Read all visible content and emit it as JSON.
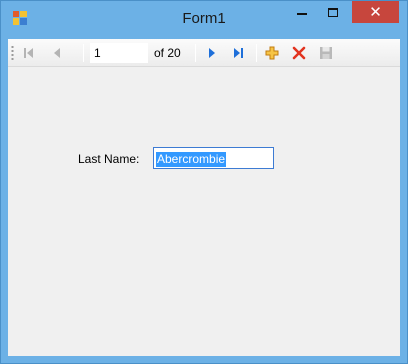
{
  "window": {
    "title": "Form1",
    "close_glyph": "✕"
  },
  "navigator": {
    "position": "1",
    "count_label": "of 20",
    "icons": {
      "first": "move-first-icon",
      "previous": "move-previous-icon",
      "next": "move-next-icon",
      "last": "move-last-icon",
      "add": "add-new-icon",
      "delete": "delete-icon",
      "save": "save-icon"
    },
    "colors": {
      "arrow_active": "#1e6fd9",
      "arrow_disabled": "#b4b4b4",
      "add": "#e8a317",
      "delete": "#e2331f"
    }
  },
  "form": {
    "last_name_label": "Last Name:",
    "last_name_value": "Abercrombie"
  },
  "colors": {
    "titlebar": "#6cb1e6",
    "close_button": "#c7463d",
    "selection": "#3399ff"
  }
}
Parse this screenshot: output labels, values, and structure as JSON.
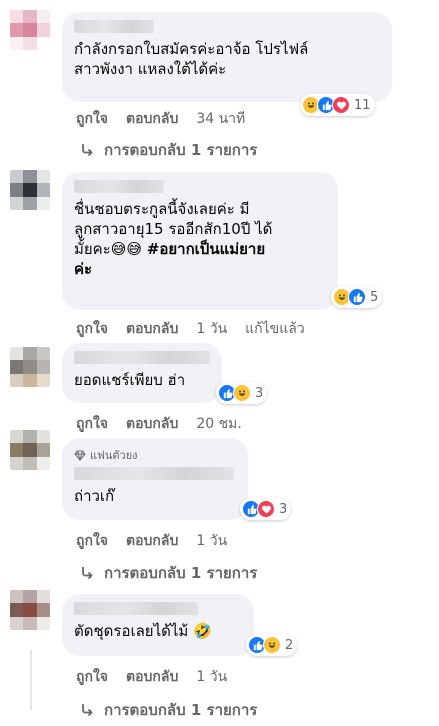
{
  "actions": {
    "like": "ถูกใจ",
    "reply": "ตอบกลับ"
  },
  "comments": [
    {
      "text": "กำลังกรอกใบสมัครค่ะอาจ้อ โปรไฟล์\nสาวพังงา แหลงใต้ได้ค่ะ",
      "reactions": [
        "haha",
        "like",
        "love"
      ],
      "reaction_count": "11",
      "time": "34 นาที",
      "edited": "",
      "replies": "การตอบกลับ 1 รายการ"
    },
    {
      "text_plain": "ชื่นชอบตระกูลนี้จังเลยค่ะ มี\nลูกสาวอายุ15 รออีกสัก10ปี ได้\nมั้ยคะ😅😅 ",
      "text_bold": "#อยากเป็นแม่ยาย\nค่ะ",
      "reactions": [
        "haha",
        "like"
      ],
      "reaction_count": "5",
      "time": "1 วัน",
      "edited": "แก้ไขแล้ว"
    },
    {
      "text": "ยอดแชร์เพียบ ฮ่า",
      "reactions": [
        "like",
        "haha"
      ],
      "reaction_count": "3",
      "time": "20 ชม."
    },
    {
      "badge": "แฟนตัวยง",
      "text": "ถ่าวเก๊",
      "reactions": [
        "like",
        "love"
      ],
      "reaction_count": "3",
      "time": "1 วัน",
      "replies": "การตอบกลับ 1 รายการ"
    },
    {
      "text": "ตัดชุดรอเลยได้ไม้ 🤣",
      "reactions": [
        "like",
        "haha"
      ],
      "reaction_count": "2",
      "time": "1 วัน",
      "replies": "การตอบกลับ 1 รายการ"
    }
  ],
  "colors": {
    "bubble": "#f0f2f5",
    "meta": "#65676b",
    "like": "#1877f2",
    "haha": "#f7c43c",
    "love": "#f33e58"
  }
}
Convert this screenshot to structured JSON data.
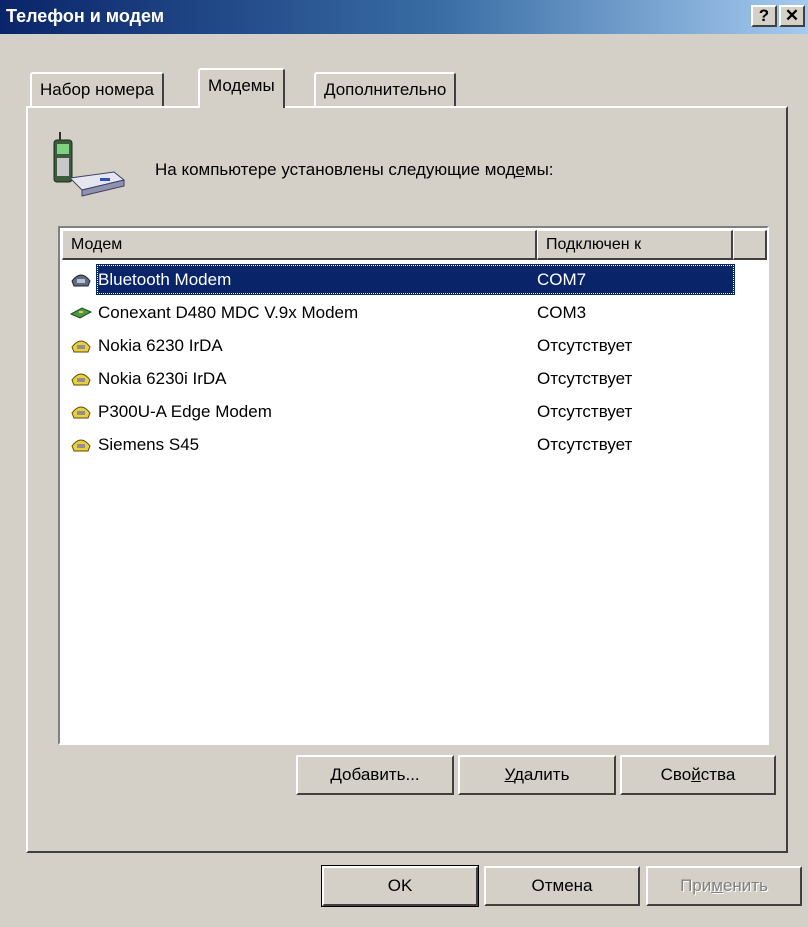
{
  "window": {
    "title": "Телефон и модем",
    "help_button": "?",
    "close_button": "✕"
  },
  "tabs": [
    {
      "label": "Набор номера",
      "active": false
    },
    {
      "label": "Модемы",
      "active": true
    },
    {
      "label": "Дополнительно",
      "active": false
    }
  ],
  "modems_page": {
    "heading_pre": "На компьютере установлены следующие мод",
    "heading_accel": "е",
    "heading_post": "мы:",
    "columns": [
      "Модем",
      "Подключен к"
    ],
    "rows": [
      {
        "name": "Bluetooth Modem",
        "port": "COM7",
        "selected": true,
        "icon": "modem-phone-icon"
      },
      {
        "name": "Conexant D480 MDC V.9x Modem",
        "port": "COM3",
        "selected": false,
        "icon": "modem-card-icon"
      },
      {
        "name": "Nokia 6230 IrDA",
        "port": "Отсутствует",
        "selected": false,
        "icon": "modem-phone-icon"
      },
      {
        "name": "Nokia 6230i IrDA",
        "port": "Отсутствует",
        "selected": false,
        "icon": "modem-phone-icon"
      },
      {
        "name": "P300U-A Edge Modem",
        "port": "Отсутствует",
        "selected": false,
        "icon": "modem-phone-icon"
      },
      {
        "name": "Siemens S45",
        "port": "Отсутствует",
        "selected": false,
        "icon": "modem-phone-icon"
      }
    ],
    "buttons": {
      "add_accel": "Д",
      "add_rest": "обавить...",
      "remove_accel": "У",
      "remove_rest": "далить",
      "props_pre": "Сво",
      "props_accel": "й",
      "props_post": "ства"
    }
  },
  "dialog_buttons": {
    "ok": "OK",
    "cancel": "Отмена",
    "apply_pre": "При",
    "apply_accel": "м",
    "apply_post": "енить",
    "apply_disabled": true
  },
  "colors": {
    "title_gradient_start": "#0a246a",
    "title_gradient_end": "#a6caf0",
    "selection": "#0a246a",
    "face": "#d4d0c8"
  }
}
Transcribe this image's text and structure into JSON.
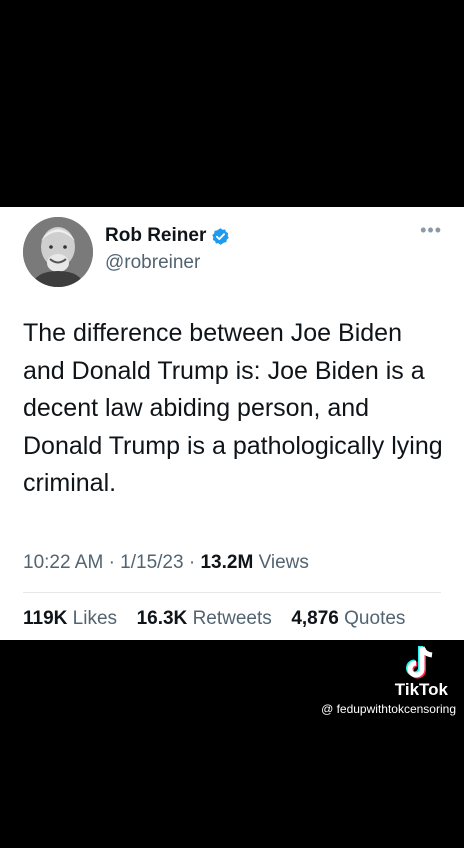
{
  "tweet": {
    "author_name": "Rob Reiner",
    "handle": "@robreiner",
    "more_icon": "more-icon",
    "text": "The difference between Joe Biden and Donald Trump is: Joe Biden is a decent law abiding person, and Donald Trump is a pathologically lying criminal.",
    "time": "10:22 AM",
    "date": "1/15/23",
    "views_count": "13.2M",
    "views_label": "Views",
    "likes_count": "119K",
    "likes_label": "Likes",
    "retweets_count": "16.3K",
    "retweets_label": "Retweets",
    "quotes_count": "4,876",
    "quotes_label": "Quotes",
    "verified_color": "#1d9bf0"
  },
  "tiktok": {
    "brand": "TikTok",
    "username": "@ fedupwithtokcensoring"
  }
}
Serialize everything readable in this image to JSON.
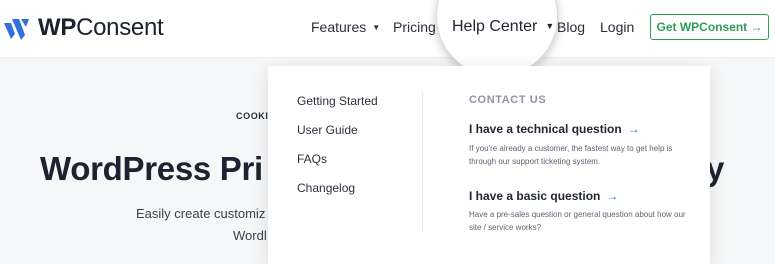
{
  "brand": {
    "name_bold": "WP",
    "name_rest": "Consent",
    "logo_color": "#2f6fe0"
  },
  "nav": {
    "features": "Features",
    "pricing": "Pricing",
    "help_center": "Help Center",
    "blog": "Blog",
    "login": "Login",
    "cta": "Get WPConsent →"
  },
  "hero": {
    "kicker": "COOKI",
    "title": "WordPress Pri",
    "title_end": "y",
    "sub1": "Easily create customiz",
    "sub2": "Wordl"
  },
  "dropdown": {
    "links": [
      "Getting Started",
      "User Guide",
      "FAQs",
      "Changelog"
    ],
    "contact_heading": "CONTACT US",
    "questions": [
      {
        "title": "I have a technical question",
        "desc": "If you're already a customer, the fastest way to get help is through our support ticketing system."
      },
      {
        "title": "I have a basic question",
        "desc": "Have a pre-sales question or general question about how our site / service works?"
      }
    ],
    "arrow": "→"
  },
  "colors": {
    "accent_green": "#2f9d5a",
    "accent_blue": "#2f6fe0"
  }
}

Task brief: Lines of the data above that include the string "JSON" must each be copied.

Result of the task:
Read all visible content and emit it as JSON.
Parse this screenshot: output labels, values, and structure as JSON.
Convert this screenshot to structured JSON data.
Transcribe this image's text and structure into JSON.
Serialize everything readable in this image to JSON.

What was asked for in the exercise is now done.